#### Record extracts:

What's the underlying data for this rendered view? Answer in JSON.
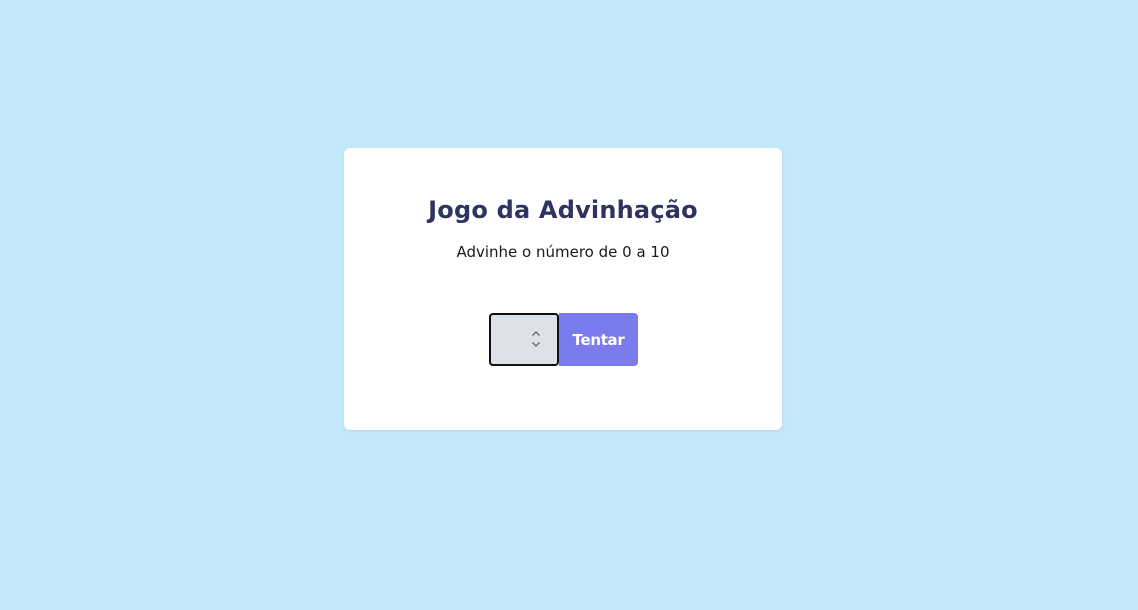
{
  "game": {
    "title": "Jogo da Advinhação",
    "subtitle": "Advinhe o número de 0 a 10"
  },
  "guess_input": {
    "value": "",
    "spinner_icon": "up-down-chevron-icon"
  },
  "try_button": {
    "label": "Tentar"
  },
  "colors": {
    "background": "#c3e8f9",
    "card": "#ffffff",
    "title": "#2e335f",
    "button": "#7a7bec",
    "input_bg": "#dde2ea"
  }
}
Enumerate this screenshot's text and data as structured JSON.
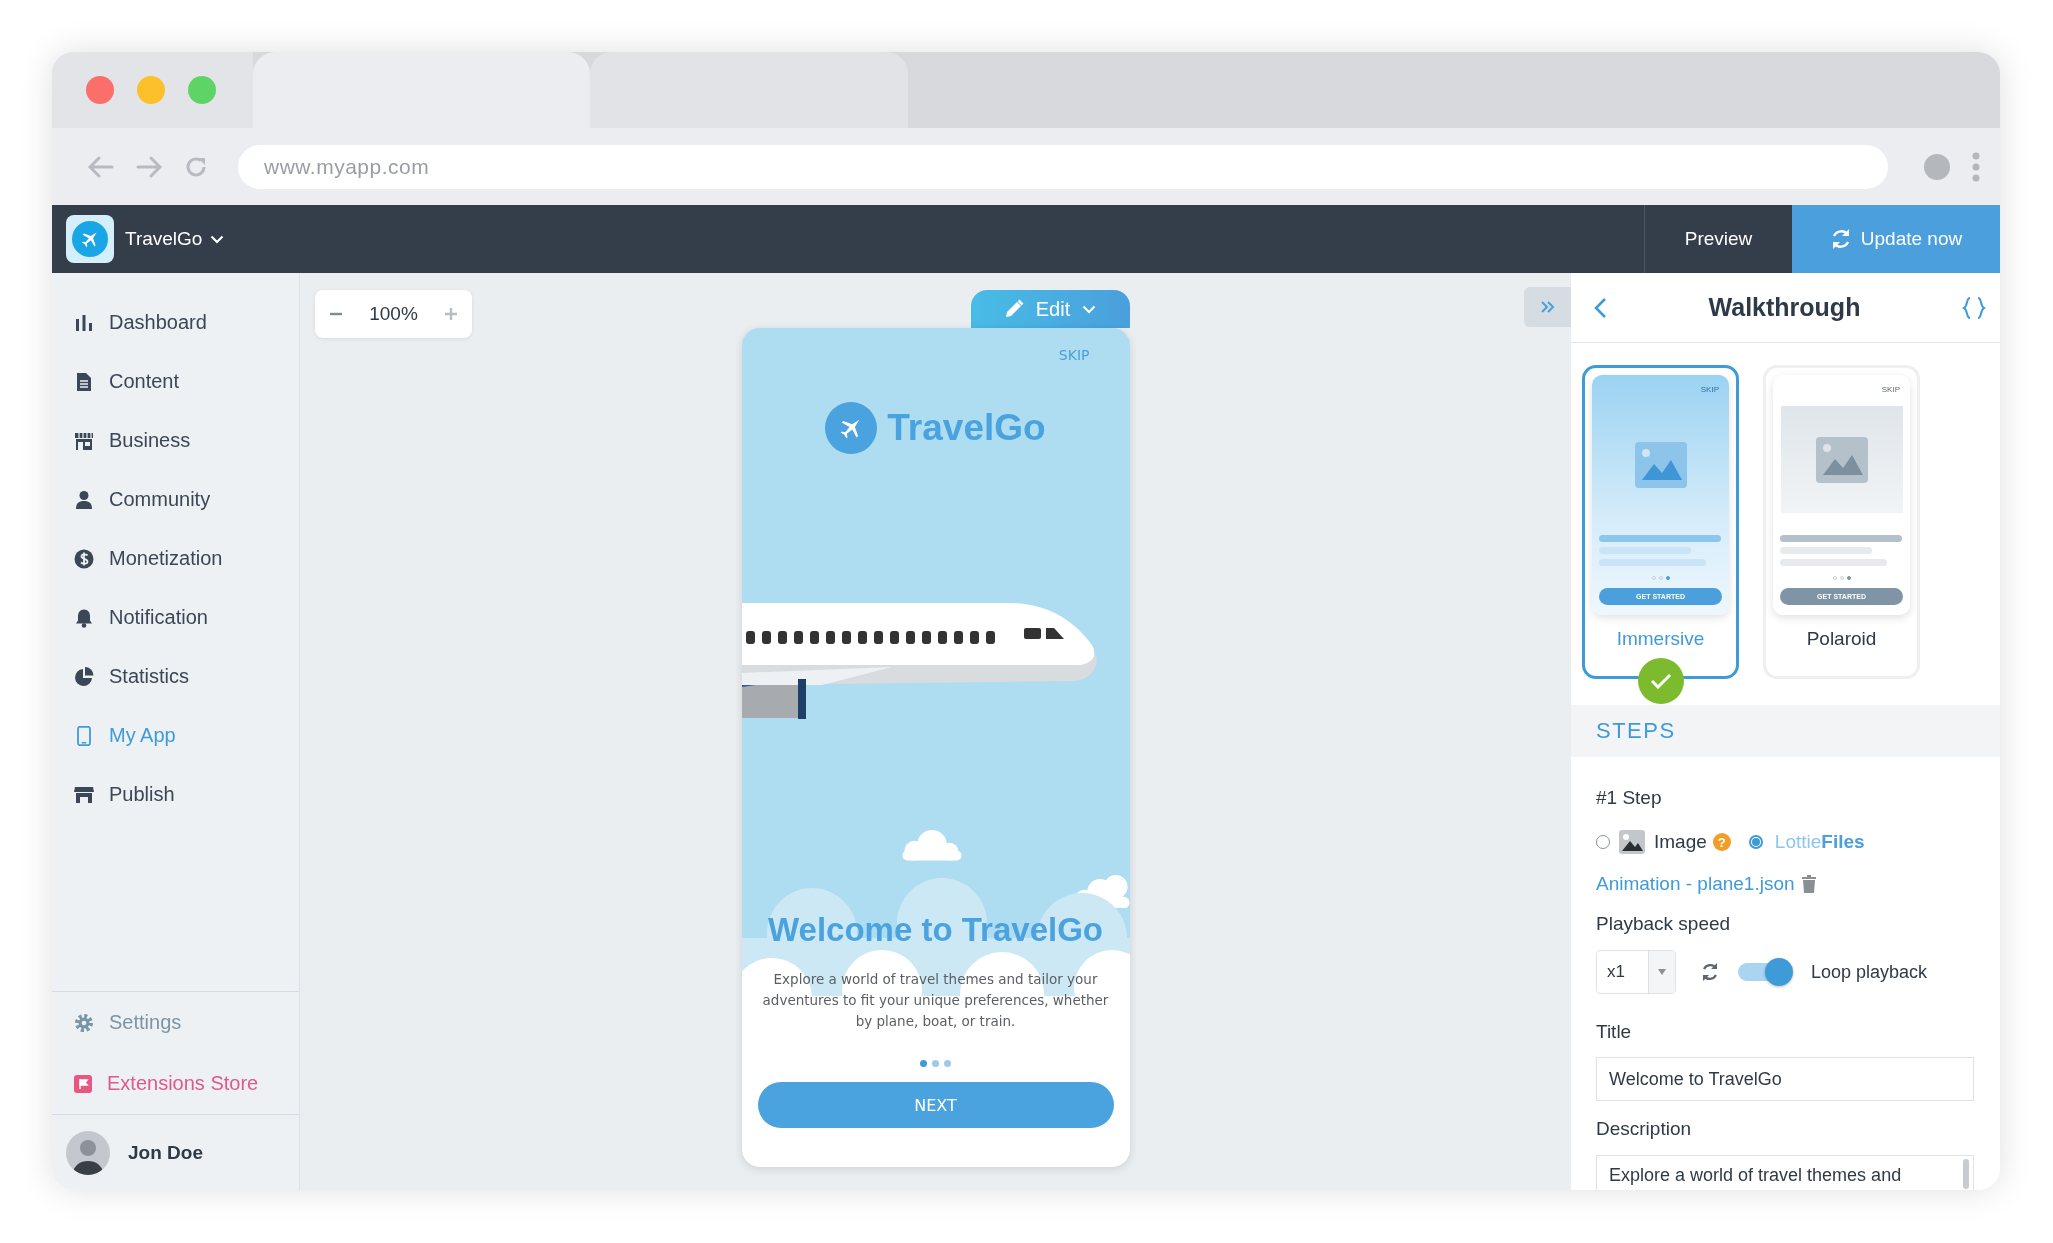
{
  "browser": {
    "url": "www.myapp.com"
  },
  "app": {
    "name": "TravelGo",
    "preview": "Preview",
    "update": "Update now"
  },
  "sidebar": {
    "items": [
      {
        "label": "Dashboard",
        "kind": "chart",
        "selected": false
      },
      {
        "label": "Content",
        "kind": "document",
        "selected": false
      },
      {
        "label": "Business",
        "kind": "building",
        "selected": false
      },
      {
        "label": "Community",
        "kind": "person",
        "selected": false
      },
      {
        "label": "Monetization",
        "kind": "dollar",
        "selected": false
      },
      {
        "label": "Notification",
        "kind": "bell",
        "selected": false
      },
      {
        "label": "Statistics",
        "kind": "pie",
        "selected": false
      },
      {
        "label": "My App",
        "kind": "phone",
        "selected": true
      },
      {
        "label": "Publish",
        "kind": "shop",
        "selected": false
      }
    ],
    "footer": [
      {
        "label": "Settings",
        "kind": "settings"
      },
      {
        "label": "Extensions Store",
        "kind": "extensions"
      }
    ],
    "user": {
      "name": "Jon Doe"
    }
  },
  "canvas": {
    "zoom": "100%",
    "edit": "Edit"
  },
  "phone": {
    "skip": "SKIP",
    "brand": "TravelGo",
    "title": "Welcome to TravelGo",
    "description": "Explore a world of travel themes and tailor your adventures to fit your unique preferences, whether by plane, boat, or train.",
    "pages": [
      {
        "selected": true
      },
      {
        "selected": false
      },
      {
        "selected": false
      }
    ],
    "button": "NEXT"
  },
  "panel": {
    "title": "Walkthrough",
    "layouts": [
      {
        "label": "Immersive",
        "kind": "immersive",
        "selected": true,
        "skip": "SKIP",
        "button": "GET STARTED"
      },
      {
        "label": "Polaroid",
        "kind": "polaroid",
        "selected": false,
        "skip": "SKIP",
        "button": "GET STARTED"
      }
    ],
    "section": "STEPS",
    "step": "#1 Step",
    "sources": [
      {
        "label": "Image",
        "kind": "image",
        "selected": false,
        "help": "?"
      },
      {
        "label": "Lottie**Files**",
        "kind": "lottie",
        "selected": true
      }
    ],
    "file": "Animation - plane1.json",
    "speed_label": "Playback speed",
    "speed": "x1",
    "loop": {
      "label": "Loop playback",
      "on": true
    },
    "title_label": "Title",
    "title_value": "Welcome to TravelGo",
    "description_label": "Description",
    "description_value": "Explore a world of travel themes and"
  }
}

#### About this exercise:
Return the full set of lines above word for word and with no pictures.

#### Answer section:
What's the underlying data for this rendered view? Answer in JSON.
{
  "game": {
    "title": "Jogo da Advinhação",
    "subtitle": "Advinhe o número de 0 a 10"
  },
  "guess_input": {
    "value": "",
    "spinner_icon": "up-down-chevron-icon"
  },
  "try_button": {
    "label": "Tentar"
  },
  "colors": {
    "background": "#c3e8f9",
    "card": "#ffffff",
    "title": "#2e335f",
    "button": "#7a7bec",
    "input_bg": "#dde2ea"
  }
}
Enumerate this screenshot's text and data as structured JSON.
{
  "browser": {
    "url": "www.myapp.com"
  },
  "app": {
    "name": "TravelGo",
    "preview": "Preview",
    "update": "Update now"
  },
  "sidebar": {
    "items": [
      {
        "label": "Dashboard",
        "kind": "chart",
        "selected": false
      },
      {
        "label": "Content",
        "kind": "document",
        "selected": false
      },
      {
        "label": "Business",
        "kind": "building",
        "selected": false
      },
      {
        "label": "Community",
        "kind": "person",
        "selected": false
      },
      {
        "label": "Monetization",
        "kind": "dollar",
        "selected": false
      },
      {
        "label": "Notification",
        "kind": "bell",
        "selected": false
      },
      {
        "label": "Statistics",
        "kind": "pie",
        "selected": false
      },
      {
        "label": "My App",
        "kind": "phone",
        "selected": true
      },
      {
        "label": "Publish",
        "kind": "shop",
        "selected": false
      }
    ],
    "footer": [
      {
        "label": "Settings",
        "kind": "settings"
      },
      {
        "label": "Extensions Store",
        "kind": "extensions"
      }
    ],
    "user": {
      "name": "Jon Doe"
    }
  },
  "canvas": {
    "zoom": "100%",
    "edit": "Edit"
  },
  "phone": {
    "skip": "SKIP",
    "brand": "TravelGo",
    "title": "Welcome to TravelGo",
    "description": "Explore a world of travel themes and tailor your adventures to fit your unique preferences, whether by plane, boat, or train.",
    "pages": [
      {
        "selected": true
      },
      {
        "selected": false
      },
      {
        "selected": false
      }
    ],
    "button": "NEXT"
  },
  "panel": {
    "title": "Walkthrough",
    "layouts": [
      {
        "label": "Immersive",
        "kind": "immersive",
        "selected": true,
        "skip": "SKIP",
        "button": "GET STARTED"
      },
      {
        "label": "Polaroid",
        "kind": "polaroid",
        "selected": false,
        "skip": "SKIP",
        "button": "GET STARTED"
      }
    ],
    "section": "STEPS",
    "step": "#1 Step",
    "sources": [
      {
        "label": "Image",
        "kind": "image",
        "selected": false,
        "help": "?"
      },
      {
        "label": "Lottie**Files**",
        "kind": "lottie",
        "selected": true
      }
    ],
    "file": "Animation - plane1.json",
    "speed_label": "Playback speed",
    "speed": "x1",
    "loop": {
      "label": "Loop playback",
      "on": true
    },
    "title_label": "Title",
    "title_value": "Welcome to TravelGo",
    "description_label": "Description",
    "description_value": "Explore a world of travel themes and"
  }
}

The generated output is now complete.